I spent many a party telling friends about a near future in which all computers would be connected and we'd share information in ways never before possible. After a while, my friends started telling me, albeit politely, to shut up about this Internet thing. Most thought we'd never see the capabilities I was describing. But I was convinced, and switched the focus of my journalism coverage from general business to business technology. Turned out to be a good move.

While writing an article in 2000 on companies managing factories remotely—something made possible by the Internet—I heard about a technology called radio frequency identification. Once again, I experienced that adrenaline rush. I knew that RFID, like the Internet, would one day be ubiquitous. For my friends, it was déjà vu all over again. They thought I was crazy—especially when I sank all my time and money into creating a Web site devoted to RFID. Now, many people say it's not a question of if RFID will be widely deployed, but when. The technology is evolving rapidly, deployments in many industries are proliferating, and some companies are using RFID in ways no one imagined just a few years ago.
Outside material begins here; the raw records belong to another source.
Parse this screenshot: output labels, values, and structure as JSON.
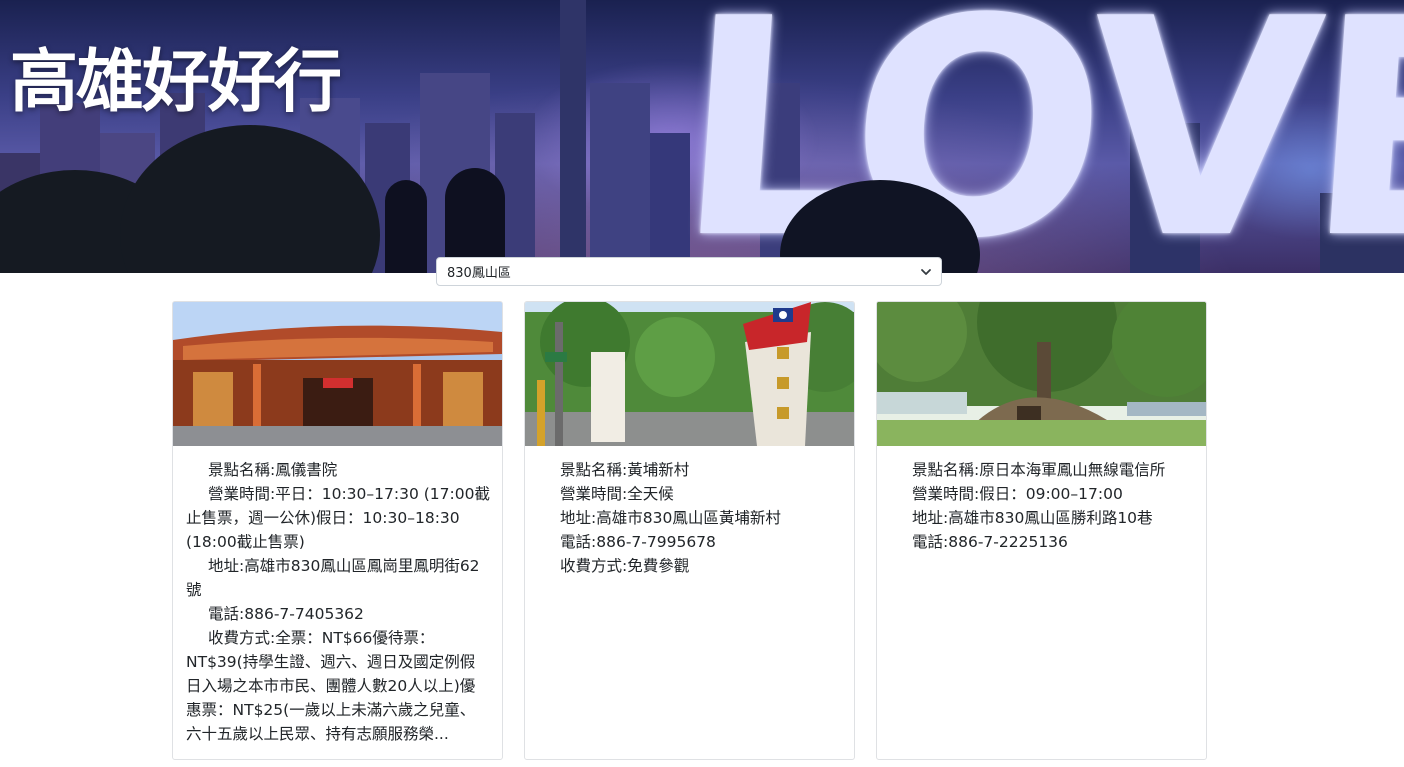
{
  "hero": {
    "title": "高雄好好行",
    "sign_text": "LOVE"
  },
  "district": {
    "selected": "830鳳山區"
  },
  "labels": {
    "name": "景點名稱:",
    "hours": "營業時間:",
    "address": "地址:",
    "phone": "電話:",
    "fee": "收費方式:"
  },
  "cards": [
    {
      "photo": "temple-photo",
      "name": "鳳儀書院",
      "hours": "平日：10:30–17:30 (17:00截止售票，週一公休)假日：10:30–18:30 (18:00截止售票)",
      "address": "高雄市830鳳山區鳳崗里鳳明街62號",
      "phone": "886-7-7405362",
      "fee": "全票：NT$66優待票：NT$39(持學生證、週六、週日及國定例假日入場之本市市民、團體人數20人以上)優惠票：NT$25(一歲以上未滿六歲之兒童、六十五歲以上民眾、持有志願服務榮..."
    },
    {
      "photo": "village-gate-photo",
      "name": "黃埔新村",
      "hours": "全天候",
      "address": "高雄市830鳳山區黃埔新村",
      "phone": "886-7-7995678",
      "fee": "免費參觀"
    },
    {
      "photo": "banyan-bunker-photo",
      "name": "原日本海軍鳳山無線電信所",
      "hours": "假日：09:00–17:00",
      "address": "高雄市830鳳山區勝利路10巷",
      "phone": "886-7-2225136"
    }
  ]
}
Yet, the mainstream business press and some businesspeople continue to see RFID only as a technology for tracking pallets, cases and items in the supply chain, though it's much, much more than that. So, in this special issue, we asked some of our leading contributors to imagine what it would be like to shop, travel, go to school, respond to an emergency, run a household and conduct business in a world where RFID is everywhere (see RFID 2030 and Put RFID in the Trash).
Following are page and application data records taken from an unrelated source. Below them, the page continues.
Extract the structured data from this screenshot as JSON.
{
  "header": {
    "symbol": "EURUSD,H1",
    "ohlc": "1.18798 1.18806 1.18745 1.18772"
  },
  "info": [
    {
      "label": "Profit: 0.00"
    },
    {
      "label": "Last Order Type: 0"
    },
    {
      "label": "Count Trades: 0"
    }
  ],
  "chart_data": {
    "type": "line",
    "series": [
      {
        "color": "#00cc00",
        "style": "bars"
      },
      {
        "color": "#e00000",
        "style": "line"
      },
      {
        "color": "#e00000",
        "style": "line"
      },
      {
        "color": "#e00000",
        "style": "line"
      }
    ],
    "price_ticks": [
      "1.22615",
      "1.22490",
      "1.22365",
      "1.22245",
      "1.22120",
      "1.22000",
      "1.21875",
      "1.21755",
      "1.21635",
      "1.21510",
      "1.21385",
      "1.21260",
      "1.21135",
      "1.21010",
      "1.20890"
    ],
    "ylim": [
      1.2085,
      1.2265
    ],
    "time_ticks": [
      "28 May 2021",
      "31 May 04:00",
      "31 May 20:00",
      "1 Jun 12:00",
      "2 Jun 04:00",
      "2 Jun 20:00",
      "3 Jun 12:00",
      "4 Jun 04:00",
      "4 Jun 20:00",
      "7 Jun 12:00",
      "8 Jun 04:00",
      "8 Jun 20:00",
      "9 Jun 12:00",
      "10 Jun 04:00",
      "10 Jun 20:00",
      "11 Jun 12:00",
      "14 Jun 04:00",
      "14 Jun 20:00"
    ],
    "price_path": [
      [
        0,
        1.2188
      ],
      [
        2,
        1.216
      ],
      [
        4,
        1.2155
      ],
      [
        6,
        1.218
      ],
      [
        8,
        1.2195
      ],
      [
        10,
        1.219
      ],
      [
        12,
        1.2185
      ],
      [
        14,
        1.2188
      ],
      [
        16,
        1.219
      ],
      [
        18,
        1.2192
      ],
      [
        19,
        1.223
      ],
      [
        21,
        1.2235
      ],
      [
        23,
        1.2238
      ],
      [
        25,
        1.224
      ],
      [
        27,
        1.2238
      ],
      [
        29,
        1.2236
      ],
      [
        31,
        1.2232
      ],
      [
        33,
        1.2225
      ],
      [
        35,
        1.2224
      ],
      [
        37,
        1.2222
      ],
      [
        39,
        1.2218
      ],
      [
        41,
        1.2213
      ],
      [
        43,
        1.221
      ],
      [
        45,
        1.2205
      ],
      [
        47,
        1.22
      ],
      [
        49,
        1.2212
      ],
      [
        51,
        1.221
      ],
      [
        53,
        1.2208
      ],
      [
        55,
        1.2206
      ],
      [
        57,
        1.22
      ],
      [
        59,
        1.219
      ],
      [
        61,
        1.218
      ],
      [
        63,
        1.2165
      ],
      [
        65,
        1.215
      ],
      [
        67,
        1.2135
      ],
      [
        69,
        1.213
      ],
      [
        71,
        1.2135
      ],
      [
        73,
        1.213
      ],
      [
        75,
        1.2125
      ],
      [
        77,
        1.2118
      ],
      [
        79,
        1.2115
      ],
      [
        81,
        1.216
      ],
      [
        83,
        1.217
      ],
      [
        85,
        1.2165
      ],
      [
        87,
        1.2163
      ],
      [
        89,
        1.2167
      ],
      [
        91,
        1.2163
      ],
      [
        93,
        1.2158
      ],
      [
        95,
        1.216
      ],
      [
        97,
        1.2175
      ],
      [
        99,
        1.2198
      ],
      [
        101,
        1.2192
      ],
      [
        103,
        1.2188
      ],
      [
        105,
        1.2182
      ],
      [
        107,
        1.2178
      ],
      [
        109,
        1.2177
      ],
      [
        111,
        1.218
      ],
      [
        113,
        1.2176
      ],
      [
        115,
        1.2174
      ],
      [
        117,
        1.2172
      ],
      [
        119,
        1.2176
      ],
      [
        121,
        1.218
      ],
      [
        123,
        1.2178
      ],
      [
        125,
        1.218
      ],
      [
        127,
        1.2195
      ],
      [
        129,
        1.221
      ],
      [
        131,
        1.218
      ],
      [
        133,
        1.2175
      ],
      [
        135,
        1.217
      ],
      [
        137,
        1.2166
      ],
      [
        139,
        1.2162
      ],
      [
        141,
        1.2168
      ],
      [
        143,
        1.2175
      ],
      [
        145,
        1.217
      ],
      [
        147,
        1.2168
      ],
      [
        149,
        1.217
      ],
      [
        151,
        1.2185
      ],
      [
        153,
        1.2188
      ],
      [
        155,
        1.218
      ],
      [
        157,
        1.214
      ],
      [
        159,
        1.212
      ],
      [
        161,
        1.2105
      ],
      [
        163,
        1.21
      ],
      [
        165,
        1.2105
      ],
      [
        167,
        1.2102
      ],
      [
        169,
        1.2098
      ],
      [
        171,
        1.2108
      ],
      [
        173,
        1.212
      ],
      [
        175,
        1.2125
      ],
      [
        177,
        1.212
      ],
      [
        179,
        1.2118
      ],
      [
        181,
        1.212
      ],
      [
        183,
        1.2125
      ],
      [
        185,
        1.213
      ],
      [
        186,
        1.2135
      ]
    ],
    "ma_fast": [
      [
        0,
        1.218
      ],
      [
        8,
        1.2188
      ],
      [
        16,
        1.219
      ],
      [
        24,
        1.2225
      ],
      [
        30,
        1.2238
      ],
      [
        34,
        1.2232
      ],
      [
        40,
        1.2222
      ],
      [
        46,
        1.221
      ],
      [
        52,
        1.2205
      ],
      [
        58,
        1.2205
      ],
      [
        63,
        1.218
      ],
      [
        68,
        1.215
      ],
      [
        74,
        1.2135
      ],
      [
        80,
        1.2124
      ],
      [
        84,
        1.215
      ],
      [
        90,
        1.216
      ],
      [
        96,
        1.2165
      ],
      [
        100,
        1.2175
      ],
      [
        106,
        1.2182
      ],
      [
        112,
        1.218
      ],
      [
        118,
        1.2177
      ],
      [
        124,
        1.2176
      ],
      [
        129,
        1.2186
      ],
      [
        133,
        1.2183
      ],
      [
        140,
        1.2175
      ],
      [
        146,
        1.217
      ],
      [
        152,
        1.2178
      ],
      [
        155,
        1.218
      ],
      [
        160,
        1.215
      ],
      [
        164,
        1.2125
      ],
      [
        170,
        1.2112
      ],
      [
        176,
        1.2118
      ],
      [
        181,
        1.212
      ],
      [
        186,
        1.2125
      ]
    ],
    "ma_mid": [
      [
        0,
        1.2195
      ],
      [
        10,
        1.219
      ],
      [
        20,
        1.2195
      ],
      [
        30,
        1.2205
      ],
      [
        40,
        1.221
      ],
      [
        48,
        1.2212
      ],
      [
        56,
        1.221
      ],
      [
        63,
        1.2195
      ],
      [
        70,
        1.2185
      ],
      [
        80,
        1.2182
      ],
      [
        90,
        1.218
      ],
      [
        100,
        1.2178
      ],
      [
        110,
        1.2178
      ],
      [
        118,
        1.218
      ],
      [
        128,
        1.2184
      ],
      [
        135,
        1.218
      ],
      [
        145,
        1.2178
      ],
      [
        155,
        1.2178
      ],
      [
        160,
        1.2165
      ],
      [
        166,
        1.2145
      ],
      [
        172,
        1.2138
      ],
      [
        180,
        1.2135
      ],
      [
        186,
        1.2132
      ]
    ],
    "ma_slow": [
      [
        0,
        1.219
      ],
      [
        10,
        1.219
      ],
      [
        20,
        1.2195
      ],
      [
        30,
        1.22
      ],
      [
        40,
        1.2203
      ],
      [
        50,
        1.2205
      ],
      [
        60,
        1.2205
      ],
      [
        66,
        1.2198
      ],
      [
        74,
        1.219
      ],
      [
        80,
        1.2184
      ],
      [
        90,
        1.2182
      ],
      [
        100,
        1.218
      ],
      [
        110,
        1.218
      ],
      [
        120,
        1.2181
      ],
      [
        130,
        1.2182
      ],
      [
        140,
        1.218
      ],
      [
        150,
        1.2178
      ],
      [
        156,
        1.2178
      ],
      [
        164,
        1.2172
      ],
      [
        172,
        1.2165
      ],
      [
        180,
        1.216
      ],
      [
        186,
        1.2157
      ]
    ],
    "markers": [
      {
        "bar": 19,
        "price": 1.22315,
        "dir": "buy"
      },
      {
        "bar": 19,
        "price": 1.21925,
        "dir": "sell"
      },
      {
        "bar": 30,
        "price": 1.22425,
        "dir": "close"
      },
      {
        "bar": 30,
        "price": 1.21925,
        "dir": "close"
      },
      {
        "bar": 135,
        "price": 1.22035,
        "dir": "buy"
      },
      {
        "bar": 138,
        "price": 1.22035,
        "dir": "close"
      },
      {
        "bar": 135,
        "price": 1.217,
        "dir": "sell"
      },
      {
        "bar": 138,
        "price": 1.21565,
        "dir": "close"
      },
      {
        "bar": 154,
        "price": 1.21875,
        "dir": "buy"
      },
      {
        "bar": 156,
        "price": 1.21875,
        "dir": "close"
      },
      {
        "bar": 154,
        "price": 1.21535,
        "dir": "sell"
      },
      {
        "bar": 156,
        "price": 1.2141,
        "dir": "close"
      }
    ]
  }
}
Will the world we've envisioned come to pass by 2030? I don't know—no one does. Some of the RFID applications we describe may never be adopted, but no doubt there'll be other innovations we couldn't begin to imagine.

The articles in this issue are meant to help readers understand that RFID is an enabling technology with myriad applications. Yes, RFID makes it possible for companies to cut costs and boost efficiencies. But it also promises to deliver customer services, protect our food and drug supply, help clean up our environment, improve health care and make life better overall. We hope our vision of the future will inspire RFID technology providers and end users to think, imagine and innovate.

Mark Roberti is the founder and editor of RFID Journal.